Chapter Five: Water
Close your eyes and imagine…
Bright sunlight gives way to
rain clouds. Little splashes
of water appear on the lake.
Suddenly rain is pouring
down all around you. Your
face and clothes are quickly
soaked. Too bad you don’t
have the waterproof
feathers of a duck. Getting
wet can be a bother, but
what makes water so
Lesson 1: Why is Water Important?
You could go without sweets or TV if you had to. But you can’t give up
water. You could not live more than a few days without it.
Living Things and Water
Water makes up about two-thirds of your body. It helps digest food
into small particles. Water in your blood carries materials to every

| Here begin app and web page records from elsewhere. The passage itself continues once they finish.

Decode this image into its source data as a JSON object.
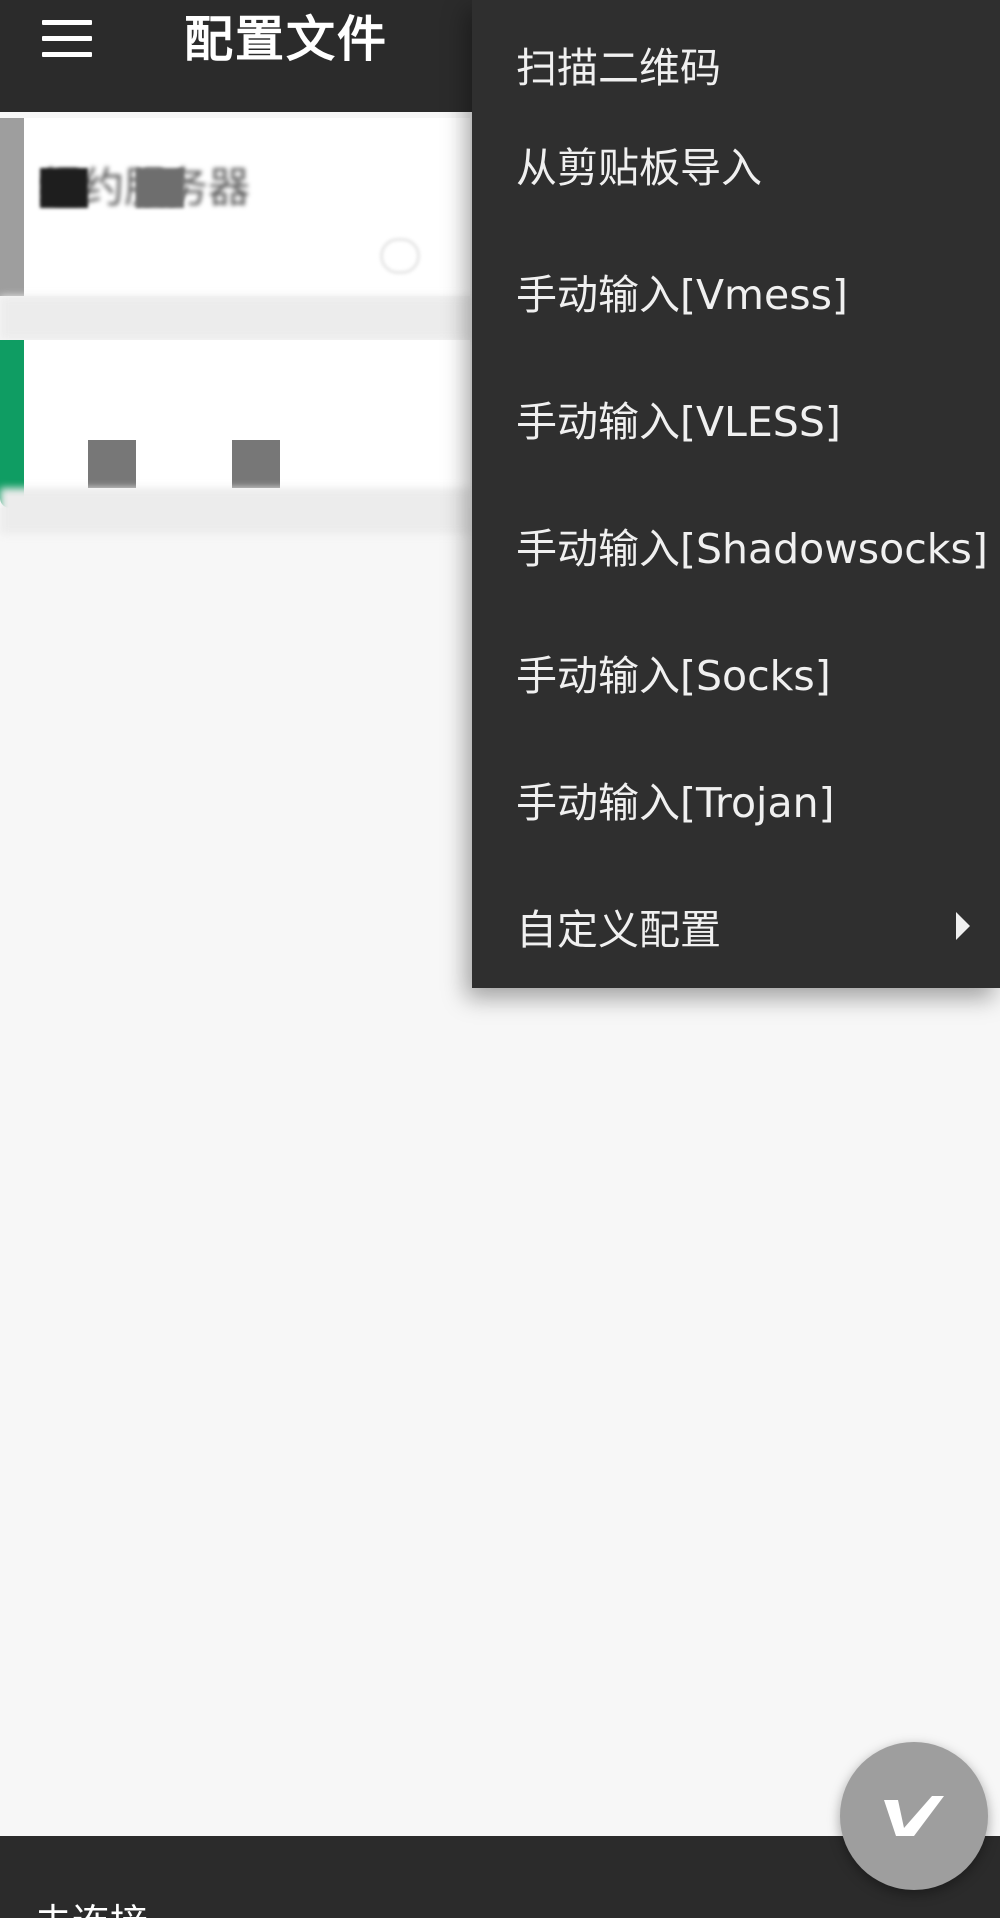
{
  "app_bar": {
    "title": "配置文件",
    "menu_icon": "hamburger-menu-icon"
  },
  "profile_list": {
    "items": [
      {
        "name": "纽约服务器",
        "stripe_color": "#9e9e9e"
      },
      {
        "name": "",
        "stripe_color": "#0f9d63"
      }
    ]
  },
  "overflow_menu": {
    "items": [
      {
        "label": "扫描二维码",
        "has_submenu": false
      },
      {
        "label": "从剪贴板导入",
        "has_submenu": false
      },
      {
        "label": "手动输入[Vmess]",
        "has_submenu": false
      },
      {
        "label": "手动输入[VLESS]",
        "has_submenu": false
      },
      {
        "label": "手动输入[Shadowsocks]",
        "has_submenu": false
      },
      {
        "label": "手动输入[Socks]",
        "has_submenu": false
      },
      {
        "label": "手动输入[Trojan]",
        "has_submenu": false
      },
      {
        "label": "自定义配置",
        "has_submenu": true,
        "submenu_icon": "chevron-right-icon"
      }
    ]
  },
  "bottom_bar": {
    "status": "未连接"
  },
  "fab": {
    "icon": "v-logo-icon",
    "color": "#9e9e9e"
  },
  "colors": {
    "app_bar": "#2b2b2b",
    "menu_background": "#2f2f2f",
    "background": "#f7f7f7",
    "active_accent": "#0f9d63"
  }
}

part of your body. It also carries wastes away from every part.
Water helps keep your body at the correct temperature. Water in your
body holds onto its heat, keeping you warm. If your body heats up,
you might sweat. The water in sweat carries heat away from your
Some organisms must spend their entire lives in water. Many of these
creatures are very small. Daphnia are less than 1.5 mm long and live
mostly in ponds and lakes.
The Planet of Water
You could call Earth “the blue
planet”. That’s because threefourths, or 75%, of Earth’s
surface is covered with water.
Most of Earth’s water is salty
Water is found in many different
places. Some moves downward
into the ground. Some is frozen
in ice. A small amount of water is
found in the air as an invisible
gas called water vapor.
1. How does water help you live?
2. Why is Earth called the “blue planet”?
Create a mural showing the ways you use water in
your life. Include direct uses of water and ways
others use water to benefit you, such as farmers
growing the food you eat. Write a short sentence
that explains how you use water for each picture.
Lesson Two: How Do Forms of
Imagine if you were to follow a particle of water for year. One day the
particle is rushing down a mountain stream. Later, it is locked in frozen
pond ice. Later still, it is drifting high in the air. On its journey, water
goes through many changes.
Forms of Water
Cold water can freeze water from a liquid to a solid
Water can also become a gas called water vapor. The process of liquid
becoming a gas is called evaporation. The Sun’s energy evaporates surface
water. Then the water becomes water vapor in the air.
Water vapor in the air can turn back into a liquid. The process is called
condensation. When air cools, condensation turns invisible water vapor back
into drops of water. Small droplets form clouds and fog.
How Water Moves Around Earth
There is only a certain amount of water on Earth. It must be used again
and again. The movement of water from Earth’s surface into the air and
back again is the water cycle. The water cycle gives us a constant supply
of fresh water.
Water changes form or state as it moves through the water cycle. The
Sun’s energy and winds cause water to evaporate and become water
vapor. Water vapor rises into cooler air, cools, and turns into water
droplets or ice crystals (condensation). When water particles in clouds
grow in size and weight, they fall faster. Water that falls to Earth is
precipitation. Precipitation might be rain, snow, sleet, or hail. The form
of precipitation depends on the temperature at the Earth’s surface.
Some precipitation seeps into the ground. There it becomes
groundwater. Other precipitation falls into streams, rivers, lakes, and
oceans. Water that flows across Earth’s surface is constantly moving
downstream toward the ocean. A lot of ground water reaches the
surface in lower areas where there are streams and rivers. This surface
water evaporates. In this way, the water cycle continues all the time.
The Water Cycle
1. What are the three forms of water?
2. Name the main steps in the water cycle.
Write a short story from the perspective of a water droplet
on its journey down a stream, into a river, ending in a large
lake. Use descriptive words and be sure to name the steps
in the water cycle.